English water companies have paid shareholders almost £17 billion in dividends in the last 12 years, according to University of Greenwich research.

English water companies have paid shareholders almost £17 billion in dividends in the last 12 years, according to University of Greenwich research.

The report adds that this has driven up the average cost to every household by an average of £62 per year over the last 12 years. And since privatisation in 1991, the companies have paid out about £61.8bn (in 2021 prices).

Professor David Hall from the university’s Public Services International Research Unit (PSIRU) said: “These companies have paid out on average £1.4 billion, which is much-needed money that could be invested back into the system.

“Since privatisation, companies have given out almost half as much for shareholders as they have spent on upgrading and maintaining their water and sewerage systems – about £57bn compared to £132bn (1991-2018).

“This is despite the promise that privatisation would bring more money for investment. In reality, the consumer has paid for almost all investment by these companies.

“The companies have borrowed large amounts of money, building up a large pile of debt and interest. This debt has not been taken on to finance investment, but to finance the payment of dividends. These companies have not invested a penny in equity since privatisation, even though they were debt free because the government wrote off their debt at the time. They now owe £52bn between them.”

Professor Hall points to Scotland as an example of how public ownership of water and sewerage can provide better value for customers.

“Public ownership can deliver more investment at a lower cost to consumers,” he added.
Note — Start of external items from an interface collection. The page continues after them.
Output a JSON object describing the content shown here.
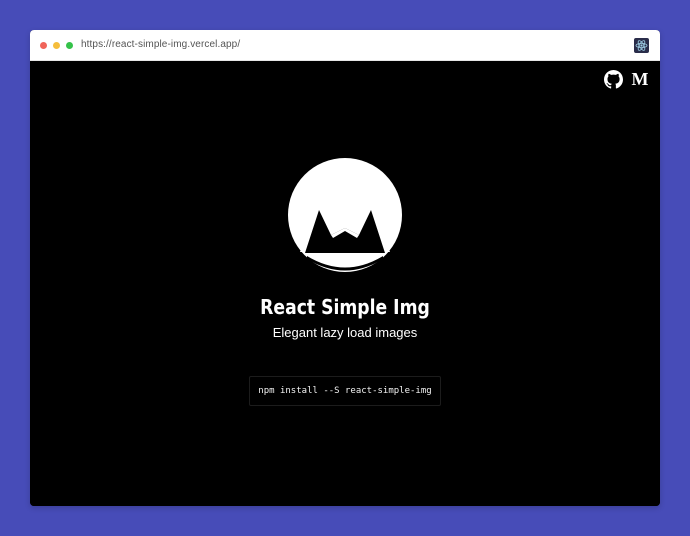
{
  "browser": {
    "url": "https://react-simple-img.vercel.app/",
    "extension_icon": "react-atom-icon"
  },
  "header": {
    "icons": [
      "github-icon",
      "medium-icon"
    ],
    "medium_letter": "M"
  },
  "hero": {
    "logo_icon": "mountain-logo-icon",
    "title": "React Simple Img",
    "subtitle": "Elegant lazy load images",
    "install_command": "npm install --S react-simple-img"
  },
  "colors": {
    "backdrop": "#474cb8",
    "page_background": "#000000",
    "text": "#ffffff"
  }
}
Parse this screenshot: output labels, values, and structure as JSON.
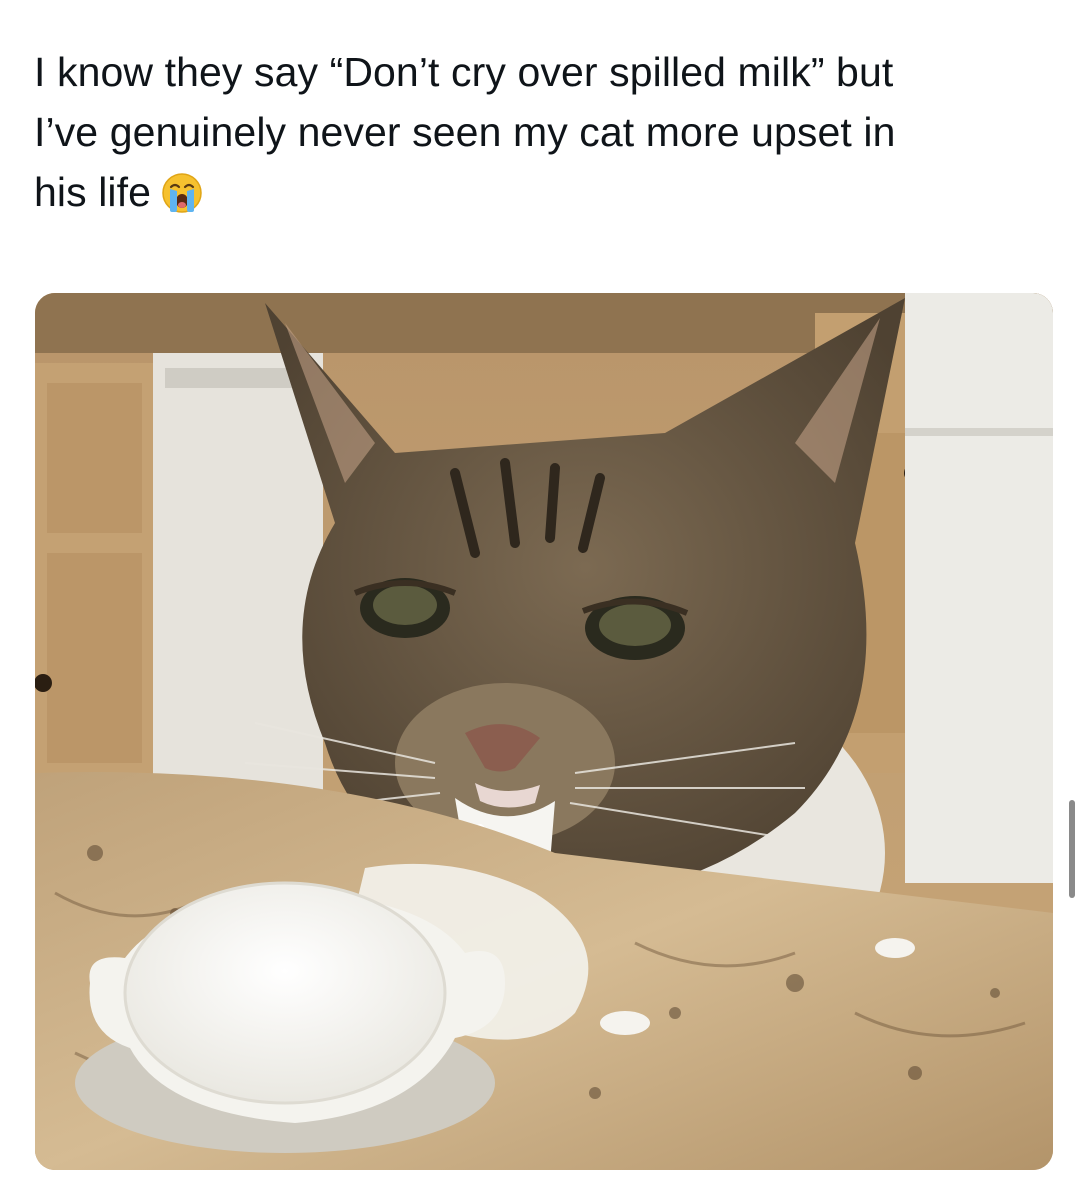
{
  "post": {
    "text_lines": [
      "I know they say “Don’t cry over spilled milk” but",
      "I’ve genuinely never seen my cat more upset in",
      "his life"
    ],
    "emoji": "loudly-crying-face-icon"
  },
  "media": {
    "icon": "photo-cat-spilled-milk",
    "colors": {
      "cabinet": "#c8a576",
      "fur": "#6b5a44",
      "countertop": "#c9ad84",
      "milk": "#f3f1ea"
    }
  },
  "scrollbar": {
    "color": "#8a8a8a"
  }
}
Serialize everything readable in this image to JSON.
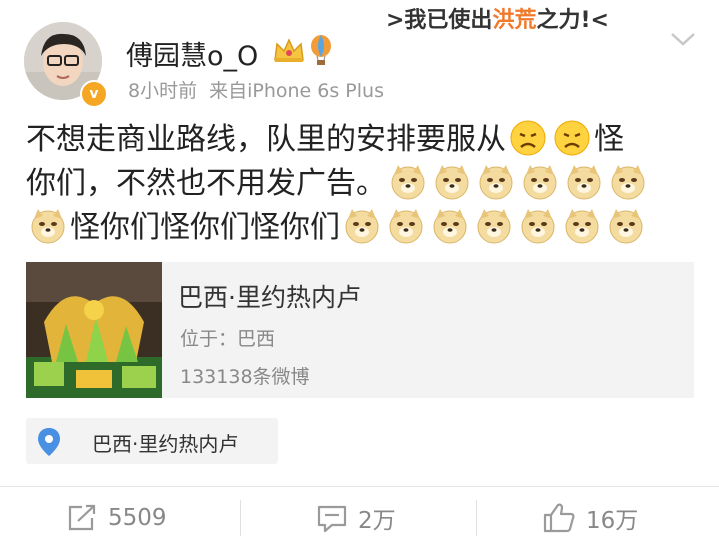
{
  "post": {
    "username": "傅园慧o_O",
    "time": "8小时前",
    "source": "来自iPhone 6s Plus",
    "sticker_text": {
      "pre": ">我已使出",
      "hl": "洪荒",
      "post": "之力!<"
    },
    "text_1": "不想走商业路线，队里的安排要服从",
    "text_2": "怪",
    "text_3": "你们，不然也不用发广告。",
    "text_4": "怪你们怪你们怪你们"
  },
  "location_card": {
    "title": "巴西·里约热内卢",
    "location": "位于：巴西",
    "count": "133138条微博"
  },
  "location_tag": {
    "label": "巴西·里约热内卢"
  },
  "actions": {
    "repost": "5509",
    "comment": "2万",
    "like": "16万"
  },
  "colors": {
    "accent": "#f5a623",
    "meta_gray": "#999999",
    "card_bg": "#f3f3f3",
    "pin_blue": "#4a90e2"
  }
}
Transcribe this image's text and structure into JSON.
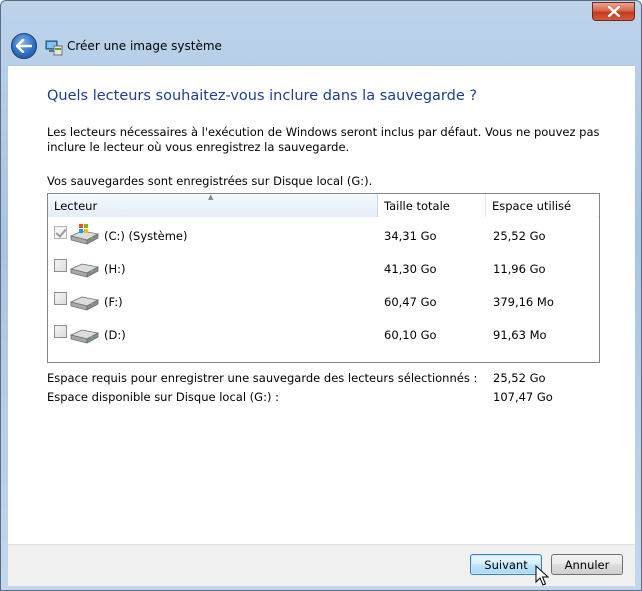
{
  "window": {
    "title": "Créer une image système"
  },
  "page": {
    "heading": "Quels lecteurs souhaitez-vous inclure dans la sauvegarde ?",
    "description": "Les lecteurs nécessaires à l'exécution de Windows seront inclus par défaut. Vous ne pouvez pas inclure le lecteur où vous enregistrez la sauvegarde.",
    "saved_to": "Vos sauvegardes sont enregistrées sur Disque local (G:)."
  },
  "table": {
    "columns": [
      "Lecteur",
      "Taille totale",
      "Espace utilisé"
    ],
    "rows": [
      {
        "name": "(C:) (Système)",
        "total": "34,31 Go",
        "used": "25,52 Go",
        "checked": true,
        "disabled": true,
        "icon": "windows-drive-icon"
      },
      {
        "name": "(H:)",
        "total": "41,30 Go",
        "used": "11,96 Go",
        "checked": false,
        "disabled": false,
        "icon": "hard-drive-icon"
      },
      {
        "name": "(F:)",
        "total": "60,47 Go",
        "used": "379,16 Mo",
        "checked": false,
        "disabled": false,
        "icon": "hard-drive-icon"
      },
      {
        "name": "(D:)",
        "total": "60,10 Go",
        "used": "91,63 Mo",
        "checked": false,
        "disabled": false,
        "icon": "hard-drive-icon"
      }
    ]
  },
  "summary": {
    "required_label": "Espace requis pour enregistrer une sauvegarde des lecteurs sélectionnés :",
    "required_value": "25,52 Go",
    "available_label": "Espace disponible sur Disque local (G:) :",
    "available_value": "107,47 Go"
  },
  "buttons": {
    "next": "Suivant",
    "cancel": "Annuler"
  },
  "colors": {
    "heading": "#1e3f8c",
    "close": "#c4391e",
    "accent": "#3c7fb1"
  }
}
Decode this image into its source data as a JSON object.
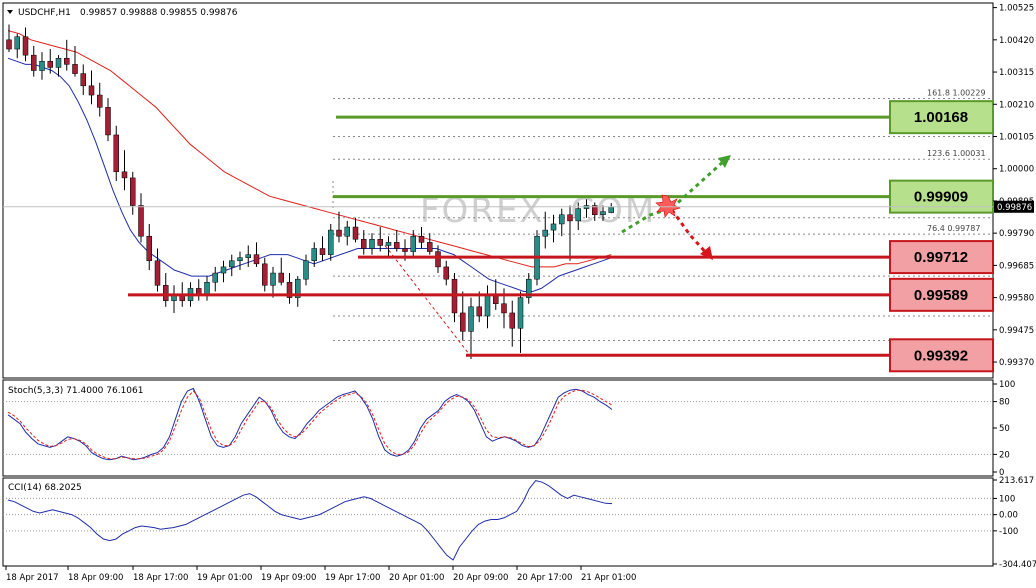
{
  "chart_header": {
    "symbol_label": "USDCHF,H1",
    "ohlc": "0.99857 0.99888 0.99855 0.99876"
  },
  "watermark": "FOREX  .COM",
  "chart_data": [
    {
      "type": "candlestick",
      "title": "USDCHF,H1",
      "ylim": [
        0.99318,
        1.0054
      ],
      "y_ticks": [
        "1.00525",
        "1.00420",
        "1.00315",
        "1.00210",
        "1.00105",
        "1.00000",
        "0.99895",
        "0.99790",
        "0.99685",
        "0.99580",
        "0.99475",
        "0.99370"
      ],
      "current_price": "0.99876",
      "x_labels": [
        "18 Apr 2017",
        "18 Apr 09:00",
        "18 Apr 17:00",
        "19 Apr 01:00",
        "19 Apr 09:00",
        "19 Apr 17:00",
        "20 Apr 01:00",
        "20 Apr 09:00",
        "20 Apr 17:00",
        "21 Apr 01:00"
      ],
      "candles": [
        [
          1.0042,
          1.0047,
          1.0038,
          1.0039
        ],
        [
          1.0039,
          1.0044,
          1.0036,
          1.0043
        ],
        [
          1.0043,
          1.0046,
          1.0035,
          1.0037
        ],
        [
          1.0037,
          1.004,
          1.003,
          1.0032
        ],
        [
          1.0032,
          1.0038,
          1.0029,
          1.0035
        ],
        [
          1.0035,
          1.0039,
          1.0031,
          1.0033
        ],
        [
          1.0033,
          1.0037,
          1.003,
          1.0036
        ],
        [
          1.0036,
          1.0042,
          1.0032,
          1.0034
        ],
        [
          1.0034,
          1.004,
          1.003,
          1.0031
        ],
        [
          1.0031,
          1.0034,
          1.0024,
          1.0027
        ],
        [
          1.0027,
          1.0032,
          1.0021,
          1.0024
        ],
        [
          1.0024,
          1.0028,
          1.0017,
          1.002
        ],
        [
          1.002,
          1.0023,
          1.0009,
          1.0011
        ],
        [
          1.0011,
          1.0014,
          0.9996,
          0.9999
        ],
        [
          0.9999,
          1.0006,
          0.9993,
          0.9997
        ],
        [
          0.9997,
          0.9999,
          0.9985,
          0.9988
        ],
        [
          0.9988,
          0.9992,
          0.9976,
          0.9978
        ],
        [
          0.9978,
          0.9982,
          0.9967,
          0.997
        ],
        [
          0.997,
          0.9974,
          0.996,
          0.9962
        ],
        [
          0.9962,
          0.9966,
          0.9955,
          0.9957
        ],
        [
          0.9957,
          0.9962,
          0.9953,
          0.9959
        ],
        [
          0.9959,
          0.9963,
          0.9955,
          0.9957
        ],
        [
          0.9957,
          0.9963,
          0.9955,
          0.9961
        ],
        [
          0.9961,
          0.9964,
          0.9957,
          0.9959
        ],
        [
          0.9959,
          0.9965,
          0.9957,
          0.9963
        ],
        [
          0.9963,
          0.9968,
          0.996,
          0.9966
        ],
        [
          0.9966,
          0.997,
          0.9963,
          0.9968
        ],
        [
          0.9968,
          0.9972,
          0.9965,
          0.997
        ],
        [
          0.997,
          0.9973,
          0.9967,
          0.9971
        ],
        [
          0.9971,
          0.9975,
          0.9968,
          0.9972
        ],
        [
          0.9972,
          0.9976,
          0.9968,
          0.9969
        ],
        [
          0.9969,
          0.9971,
          0.996,
          0.9962
        ],
        [
          0.9962,
          0.9968,
          0.9958,
          0.9966
        ],
        [
          0.9966,
          0.9971,
          0.9962,
          0.9963
        ],
        [
          0.9963,
          0.9966,
          0.9956,
          0.9958
        ],
        [
          0.9958,
          0.9965,
          0.9955,
          0.9964
        ],
        [
          0.9964,
          0.9972,
          0.9962,
          0.997
        ],
        [
          0.997,
          0.9976,
          0.9968,
          0.9974
        ],
        [
          0.9974,
          0.9978,
          0.997,
          0.9972
        ],
        [
          0.9972,
          0.9982,
          0.997,
          0.998
        ],
        [
          0.998,
          0.9986,
          0.9976,
          0.9978
        ],
        [
          0.9978,
          0.9983,
          0.9975,
          0.9981
        ],
        [
          0.9981,
          0.9984,
          0.9976,
          0.9977
        ],
        [
          0.9977,
          0.998,
          0.9972,
          0.9974
        ],
        [
          0.9974,
          0.9979,
          0.9972,
          0.9977
        ],
        [
          0.9977,
          0.9981,
          0.9973,
          0.9975
        ],
        [
          0.9975,
          0.9978,
          0.9971,
          0.9976
        ],
        [
          0.9976,
          0.998,
          0.9973,
          0.9974
        ],
        [
          0.9974,
          0.9977,
          0.997,
          0.9973
        ],
        [
          0.9973,
          0.998,
          0.9971,
          0.9978
        ],
        [
          0.9978,
          0.9981,
          0.9974,
          0.9976
        ],
        [
          0.9976,
          0.9979,
          0.9972,
          0.9973
        ],
        [
          0.9973,
          0.9975,
          0.9966,
          0.9968
        ],
        [
          0.9968,
          0.997,
          0.9962,
          0.9964
        ],
        [
          0.9964,
          0.9966,
          0.995,
          0.9953
        ],
        [
          0.9953,
          0.996,
          0.9944,
          0.9947
        ],
        [
          0.9947,
          0.9958,
          0.9938,
          0.9955
        ],
        [
          0.9955,
          0.996,
          0.995,
          0.9952
        ],
        [
          0.9952,
          0.9962,
          0.9948,
          0.9959
        ],
        [
          0.9959,
          0.9964,
          0.9954,
          0.9956
        ],
        [
          0.9956,
          0.9961,
          0.9948,
          0.9953
        ],
        [
          0.9953,
          0.9957,
          0.9942,
          0.9948
        ],
        [
          0.9948,
          0.996,
          0.994,
          0.9958
        ],
        [
          0.9958,
          0.9966,
          0.9956,
          0.9964
        ],
        [
          0.9964,
          0.998,
          0.9962,
          0.9978
        ],
        [
          0.9978,
          0.9986,
          0.9974,
          0.998
        ],
        [
          0.998,
          0.9985,
          0.9976,
          0.9982
        ],
        [
          0.9982,
          0.9987,
          0.9978,
          0.9985
        ],
        [
          0.9985,
          0.9988,
          0.997,
          0.9983
        ],
        [
          0.9983,
          0.9989,
          0.998,
          0.9987
        ],
        [
          0.9987,
          0.999,
          0.9984,
          0.9988
        ],
        [
          0.9988,
          0.9989,
          0.9983,
          0.9985
        ],
        [
          0.9985,
          0.9988,
          0.9983,
          0.9986
        ],
        [
          0.99857,
          0.99888,
          0.99855,
          0.99876
        ]
      ],
      "ma_blue": [
        1.0036,
        1.0035,
        1.0034,
        1.0034,
        1.0033,
        1.0032,
        1.003,
        1.0027,
        1.0022,
        1.0016,
        1.0009,
        1.0001,
        0.9993,
        0.9986,
        0.998,
        0.9976,
        0.9973,
        0.9971,
        0.9969,
        0.9967,
        0.9966,
        0.9965,
        0.9965,
        0.9965,
        0.9966,
        0.9967,
        0.9968,
        0.9969,
        0.997,
        0.9971,
        0.9972,
        0.9972,
        0.9972,
        0.9971,
        0.997,
        0.9969,
        0.997,
        0.9971,
        0.9972,
        0.9973,
        0.9974,
        0.9974,
        0.9974,
        0.9974,
        0.9974,
        0.9974,
        0.9974,
        0.9974,
        0.9974,
        0.9974,
        0.9973,
        0.9972,
        0.997,
        0.9968,
        0.9966,
        0.9964,
        0.9963,
        0.9962,
        0.9961,
        0.996,
        0.996,
        0.9961,
        0.9963,
        0.9965,
        0.9966,
        0.9967,
        0.9968,
        0.9969,
        0.997,
        0.9971
      ],
      "ma_red": [
        1.0045,
        1.0044,
        1.0042,
        1.0041,
        1.004,
        1.0039,
        1.0038,
        1.0036,
        1.0034,
        1.0032,
        1.0029,
        1.0026,
        1.0023,
        1.002,
        1.0016,
        1.0012,
        1.0008,
        1.0005,
        1.0002,
        0.9999,
        0.9997,
        0.9995,
        0.9993,
        0.9991,
        0.999,
        0.9989,
        0.9988,
        0.9987,
        0.9986,
        0.9985,
        0.9984,
        0.9983,
        0.9982,
        0.9981,
        0.998,
        0.9979,
        0.9978,
        0.9977,
        0.9976,
        0.9975,
        0.9974,
        0.9973,
        0.9972,
        0.9971,
        0.997,
        0.9969,
        0.9968,
        0.9968,
        0.9968,
        0.9969,
        0.9969,
        0.997,
        0.9971,
        0.9972
      ],
      "horizontal_levels": [
        {
          "label": "1.00168",
          "value": 1.00168,
          "color": "#5a9a2a",
          "fill": "#b7e08c"
        },
        {
          "label": "0.99909",
          "value": 0.99909,
          "color": "#5a9a2a",
          "fill": "#b7e08c"
        },
        {
          "label": "0.99712",
          "value": 0.99712,
          "color": "#c4161c",
          "fill": "#f2a0a4"
        },
        {
          "label": "0.99589",
          "value": 0.99589,
          "color": "#c4161c",
          "fill": "#f2a0a4"
        },
        {
          "label": "0.99392",
          "value": 0.99392,
          "color": "#c4161c",
          "fill": "#f2a0a4"
        }
      ],
      "fibonacci": [
        {
          "label": "161.8",
          "price": "1.00229",
          "value": 1.00229
        },
        {
          "label": "123.6",
          "price": "1.00031",
          "value": 1.00031
        },
        {
          "label": "76.4",
          "price": "0.99787",
          "value": 0.99787
        }
      ]
    },
    {
      "type": "line",
      "title": "Stoch(5,3,3) 71.4000 76.1061",
      "ylim": [
        0,
        100
      ],
      "y_ticks": [
        "100",
        "80",
        "50",
        "20",
        "0"
      ],
      "main": [
        65,
        60,
        55,
        45,
        38,
        32,
        30,
        28,
        30,
        35,
        40,
        38,
        35,
        30,
        22,
        18,
        15,
        14,
        15,
        18,
        16,
        14,
        15,
        17,
        20,
        22,
        28,
        40,
        60,
        80,
        92,
        95,
        80,
        60,
        40,
        30,
        28,
        30,
        40,
        55,
        65,
        75,
        85,
        80,
        70,
        55,
        45,
        40,
        38,
        45,
        55,
        62,
        70,
        75,
        80,
        85,
        88,
        90,
        92,
        85,
        75,
        60,
        40,
        25,
        20,
        18,
        20,
        25,
        35,
        50,
        60,
        65,
        70,
        80,
        85,
        88,
        85,
        80,
        70,
        55,
        40,
        35,
        38,
        40,
        38,
        35,
        30,
        28,
        30,
        40,
        55,
        70,
        85,
        90,
        93,
        94,
        92,
        88,
        85,
        80,
        76,
        71
      ],
      "signal": [
        68,
        64,
        58,
        50,
        43,
        36,
        32,
        29,
        30,
        33,
        37,
        38,
        36,
        32,
        25,
        20,
        17,
        15,
        15,
        17,
        16,
        15,
        15,
        16,
        18,
        20,
        25,
        35,
        52,
        70,
        85,
        92,
        84,
        66,
        48,
        35,
        30,
        30,
        35,
        48,
        60,
        70,
        80,
        80,
        73,
        60,
        50,
        43,
        40,
        43,
        50,
        58,
        66,
        72,
        77,
        82,
        86,
        88,
        90,
        86,
        78,
        65,
        48,
        32,
        24,
        20,
        20,
        23,
        31,
        44,
        55,
        62,
        68,
        76,
        82,
        86,
        85,
        82,
        74,
        62,
        48,
        40,
        39,
        40,
        39,
        36,
        32,
        29,
        30,
        36,
        48,
        62,
        78,
        86,
        90,
        93,
        93,
        91,
        88,
        84,
        80,
        76
      ]
    },
    {
      "type": "line",
      "title": "CCI(14) 68.2025",
      "ylim": [
        -304.4077,
        213.617
      ],
      "y_ticks": [
        "213.617",
        "100",
        "0.00",
        "-100",
        "-304.4077"
      ],
      "values": [
        90,
        80,
        60,
        40,
        20,
        10,
        20,
        30,
        20,
        10,
        0,
        -20,
        -50,
        -80,
        -120,
        -150,
        -160,
        -150,
        -120,
        -100,
        -80,
        -70,
        -75,
        -80,
        -90,
        -85,
        -80,
        -70,
        -60,
        -40,
        -20,
        0,
        20,
        40,
        60,
        80,
        100,
        120,
        130,
        110,
        80,
        50,
        20,
        0,
        -10,
        -20,
        -30,
        -20,
        -10,
        0,
        20,
        40,
        60,
        80,
        90,
        100,
        110,
        100,
        80,
        60,
        40,
        20,
        0,
        -20,
        -40,
        -60,
        -100,
        -150,
        -200,
        -250,
        -280,
        -200,
        -150,
        -100,
        -60,
        -40,
        -30,
        -30,
        -20,
        0,
        20,
        80,
        160,
        210,
        200,
        180,
        150,
        120,
        100,
        120,
        110,
        100,
        90,
        80,
        70,
        68
      ]
    }
  ]
}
As my colleague Karol Yearwood pointed out, Scottish Water has invested nearly 35% more per household since 2002 (average £282 per household per year vs England’s £210 per year). The same investment by the 10 English companies would have seen £28bn more spent on infrastructure.”

The report - Water and sewerage company finances 2021: dividends and investment – adds that Anglian Water paid out the most to shareholders from 2010 to 2021 (£5.18bn), followed by United Utilities (£3.08bn) and Severn Trent (£2.32bn).

Government reports suggest that dealing with sewage flooding would cost between £150bn and £650bn, but Professor Hall believes these figures are “a guess at the cost of constructing a completely new, separate storm water drain system throughout England”.

He adds that, while investment is needed, it is far short of a new nationwide network.

“If the private companies took this issue at all seriously, each of them should have a properly costed programme of specific measures,” said Professor Hall.

“If the companies do not have figures on such an important issue which has been a problem for decades, then the system – including the regulator - is failing to deliver its basic public function.

“As it has done with rail, the government should find a way of bringing the water and sewerage systems back into public ownership under public authorities. As this paper shows, publicly owned systems – such as Scottish Water – have a proven track record of higher investment and lower costs to consumers.

“No other country in the world has adopted the English system of private companies owning and running regional water and sanitation systems.

“The overwhelming majority of the world – including the USA – runs water and sanitation services through the public sector. Only a small minority of cities – less than 10% - subcontract private companies to run water services, always on a fixed-term contract, and under the scrutiny of an elected public authority. The trend is away from such outsourcing. Sewerage is very rarely outsourced to private companies.

“And the public sector can raise money far more cheaply. It costs £2.1 billion per year more in England for private dividends and interest than if the companies were in the public sector - £93 per household.”

Paper here: